Few would expect a T.V dinner to taste quite as good as a home-cooked meal or a dish prepared by a restaurant. The vegetables might be a little soggy, or the meat could be a tad under-spiced, but when sticking a frozen entrée  in the microwave, one is making the decision to sacrifice quality for convenience. Still, at the bare minimum, most customers would hope a frozen meal would still be free of life-threatening shards of metal.

Earlier this week, the Department of Agriculture issued a news release warning that food producer ConAgra would be recalling two types of P.F. Chang's frozen entrées because the meals were contaminated with "extraneous materials." Well, it turns out "extraneous materials" translates to little pieces of metal—some as long as a third of an inch—and the contamination has affected nearly 4,000 pounds of frozen chicken and beef.

"The metal fragments range in size between 2 and 9 millimeters (mm) in diameter, and are curled, malleable and shiny," the USDA wrote, adding that the dishes were produced between June 13 and June 22. "The metal fragments may be embedded in the sauce contained within the frozen entrée products.​"

The USDA is telling customers to throw away or return any of the recalled items they might have purchased before the packages could be removed from stores. Though no injuries have been reported as of yet, the contaminated foods were distributed to Arkansas, Illinois, Michigan, Minnesota, New York, Vermont, and Wisconsin.

Extraneous pieces of curled wire pose greater dangers than one might think. Since 2002, there have been more than 1,600​ reported injuries in the US from wire-bristle grill brushe​s alone, according to a recent study from the University of Missouri School of Medicine​. 

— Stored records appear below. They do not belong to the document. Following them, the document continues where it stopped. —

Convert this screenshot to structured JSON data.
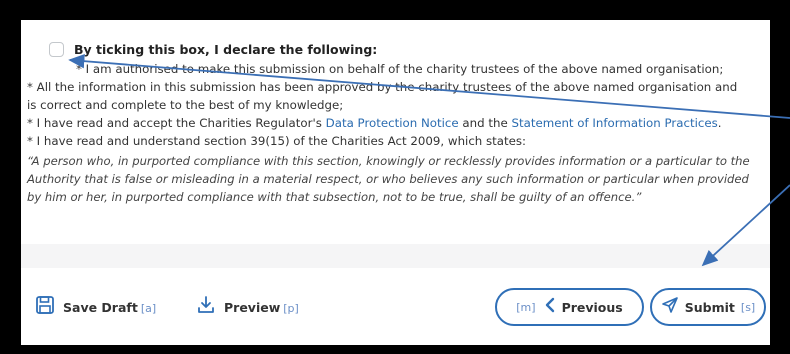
{
  "declaration": {
    "heading": "By ticking this box, I declare the following:",
    "line1": "* I am authorised to make this submission on behalf of the charity trustees of the above named organisation;",
    "line2": "* All the information in this submission has been approved by the charity trustees of the above named organisation and",
    "line3": "is correct and complete to the best of my knowledge;",
    "line4_prefix": "* I have read and accept the Charities Regulator's ",
    "line4_link1": "Data Protection Notice",
    "line4_mid": " and the ",
    "line4_link2": "Statement of Information Practices",
    "line4_suffix": ".",
    "line5": "* I have read and understand section 39(15) of the Charities Act 2009, which states:",
    "quote": "“A person who, in purported compliance with this section, knowingly or recklessly provides information or a particular to the Authority that is false or misleading in a material respect, or who believes any such information or particular when provided by him or her, in purported compliance with that subsection, not to be true, shall be guilty of an offence.”",
    "checked": false
  },
  "footer": {
    "save_draft": {
      "label": "Save Draft",
      "shortcut": "[a]"
    },
    "preview": {
      "label": "Preview",
      "shortcut": "[p]"
    },
    "previous": {
      "label": "Previous",
      "shortcut": "[m]"
    },
    "submit": {
      "label": "Submit",
      "shortcut": "[s]"
    }
  },
  "colors": {
    "accent": "#2f6fb7",
    "link": "#2b6cb0",
    "shortcut": "#6b8fc7",
    "annotation_arrow": "#3b6fb5"
  },
  "icons": [
    "save-icon",
    "download-icon",
    "chevron-left-icon",
    "send-icon"
  ]
}
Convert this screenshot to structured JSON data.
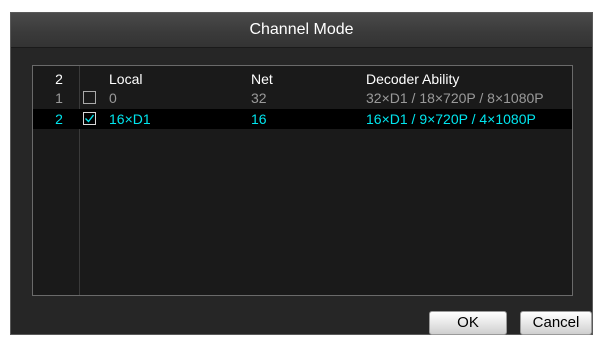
{
  "dialog": {
    "title": "Channel Mode"
  },
  "table": {
    "header": {
      "index": "2",
      "local": "Local",
      "net": "Net",
      "decoder": "Decoder Ability"
    },
    "rows": [
      {
        "index": "1",
        "checked": false,
        "local": "0",
        "net": "32",
        "decoder": "32×D1 / 18×720P /  8×1080P"
      },
      {
        "index": "2",
        "checked": true,
        "local": "16×D1",
        "net": "16",
        "decoder": "16×D1 /  9×720P /  4×1080P"
      }
    ]
  },
  "buttons": {
    "ok": "OK",
    "cancel": "Cancel"
  },
  "colors": {
    "selected_text": "#00e5ee",
    "unselected_text": "#9a9a9a",
    "dialog_bg": "#262626"
  }
}
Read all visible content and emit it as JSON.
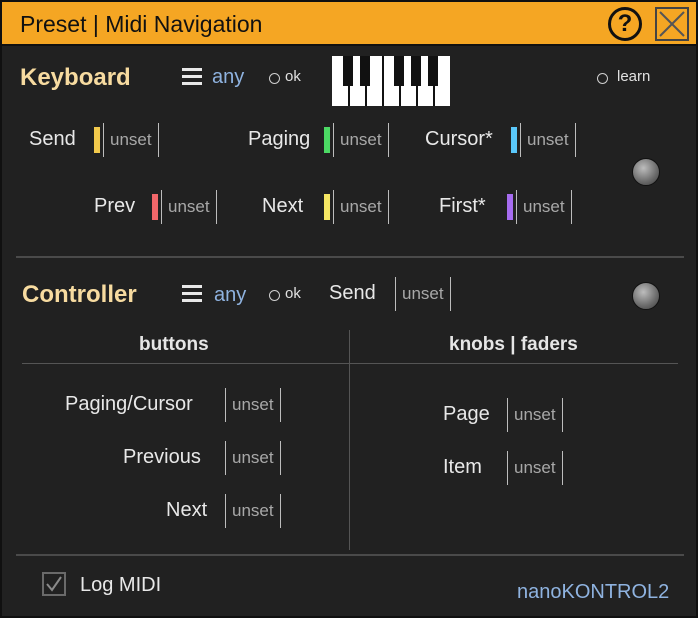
{
  "window": {
    "title": "Preset | Midi Navigation"
  },
  "titlebar": {
    "help_icon": "question-circle-icon",
    "close_icon": "close-x-icon"
  },
  "keyboard": {
    "title": "Keyboard",
    "filter": "any",
    "ok_label": "ok",
    "learn_label": "learn",
    "fields": [
      {
        "label": "Send",
        "value": "unset",
        "color": "#f2c94c"
      },
      {
        "label": "Paging",
        "value": "unset",
        "color": "#4cd964"
      },
      {
        "label": "Cursor*",
        "value": "unset",
        "color": "#5ac8fa"
      },
      {
        "label": "Prev",
        "value": "unset",
        "color": "#f2676a"
      },
      {
        "label": "Next",
        "value": "unset",
        "color": "#f5e663"
      },
      {
        "label": "First*",
        "value": "unset",
        "color": "#a66cf0"
      }
    ]
  },
  "controller": {
    "title": "Controller",
    "filter": "any",
    "ok_label": "ok",
    "send_label": "Send",
    "send_value": "unset",
    "buttons_header": "buttons",
    "knobs_header": "knobs | faders",
    "buttons": [
      {
        "label": "Paging/Cursor",
        "value": "unset"
      },
      {
        "label": "Previous",
        "value": "unset"
      },
      {
        "label": "Next",
        "value": "unset"
      }
    ],
    "knobs": [
      {
        "label": "Page",
        "value": "unset"
      },
      {
        "label": "Item",
        "value": "unset"
      }
    ]
  },
  "footer": {
    "log_label": "Log MIDI",
    "log_checked": true,
    "device": "nanoKONTROL2"
  }
}
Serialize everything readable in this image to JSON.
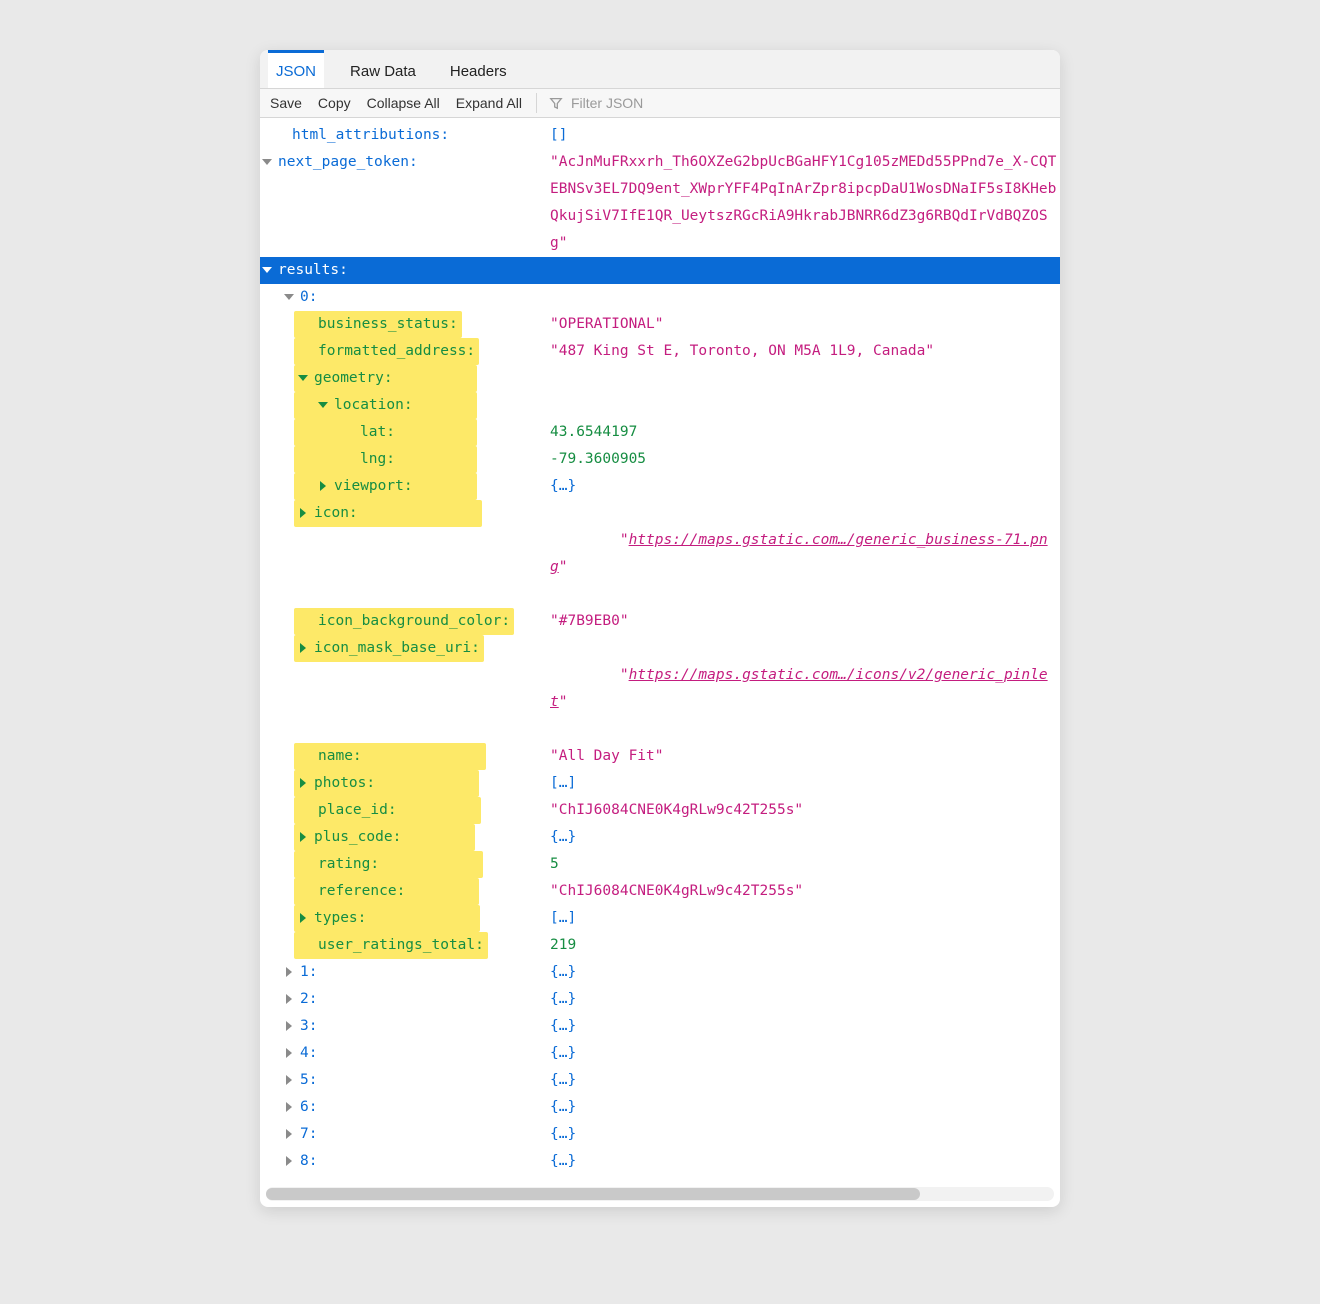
{
  "tabs": {
    "json": "JSON",
    "raw": "Raw Data",
    "headers": "Headers"
  },
  "toolbar": {
    "save": "Save",
    "copy": "Copy",
    "collapse": "Collapse All",
    "expand": "Expand All",
    "filter_placeholder": "Filter JSON"
  },
  "tree": {
    "html_attributions_key": "html_attributions:",
    "html_attributions_val": "[]",
    "next_page_token_key": "next_page_token:",
    "next_page_token_val": "\"AcJnMuFRxxrh_Th6OXZeG2bpUcBGaHFY1Cg105zMEDd55PPnd7e_X-CQTEBNSv3EL7DQ9ent_XWprYFF4PqInArZpr8ipcpDaU1WosDNaIF5sI8KHebQkujSiV7IfE1QR_UeytszRGcRiA9HkrabJBNRR6dZ3g6RBQdIrVdBQZOSg\"",
    "results_key": "results:",
    "idx0_key": "0:",
    "business_status_key": "business_status:",
    "business_status_val": "\"OPERATIONAL\"",
    "formatted_address_key": "formatted_address:",
    "formatted_address_val": "\"487 King St E, Toronto, ON M5A 1L9, Canada\"",
    "geometry_key": "geometry:",
    "location_key": "location:",
    "lat_key": "lat:",
    "lat_val": "43.6544197",
    "lng_key": "lng:",
    "lng_val": "-79.3600905",
    "viewport_key": "viewport:",
    "icon_key": "icon:",
    "icon_val_pre": "\"",
    "icon_val_link": "https://maps.gstatic.com…/generic_business-71.png",
    "icon_val_post": "\"",
    "icon_bg_key": "icon_background_color:",
    "icon_bg_val": "\"#7B9EB0\"",
    "icon_mask_key": "icon_mask_base_uri:",
    "icon_mask_link": "https://maps.gstatic.com…/icons/v2/generic_pinlet",
    "name_key": "name:",
    "name_val": "\"All Day Fit\"",
    "photos_key": "photos:",
    "arr_collapsed": "[…]",
    "obj_collapsed": "{…}",
    "place_id_key": "place_id:",
    "place_id_val": "\"ChIJ6084CNE0K4gRLw9c42T255s\"",
    "plus_code_key": "plus_code:",
    "rating_key": "rating:",
    "rating_val": "5",
    "reference_key": "reference:",
    "reference_val": "\"ChIJ6084CNE0K4gRLw9c42T255s\"",
    "types_key": "types:",
    "user_ratings_key": "user_ratings_total:",
    "user_ratings_val": "219",
    "idx1": "1:",
    "idx2": "2:",
    "idx3": "3:",
    "idx4": "4:",
    "idx5": "5:",
    "idx6": "6:",
    "idx7": "7:",
    "idx8": "8:"
  }
}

"One little bristle unrecognized could get lodged in various areas of the body, whether in the throat, tonsil or neck region,” David Chang, an associate professor of otolaryngology at the MU School of Medicine, said earlier this year. “If the bristle passes through those regions without lodging itself, it could get stuck further downstream in places like the esophagus, stomach or the intestine. The biggest worry is that it will lodge into those areas and get stuck in the wall of the intestine. The bristles could migrate out of the intestine and cause further internal damage.”

There you have it. Be careful the next time you decide to chow down on P.F. Chang's frozen Mongolian style beef this weekend. 

[via Uproxx]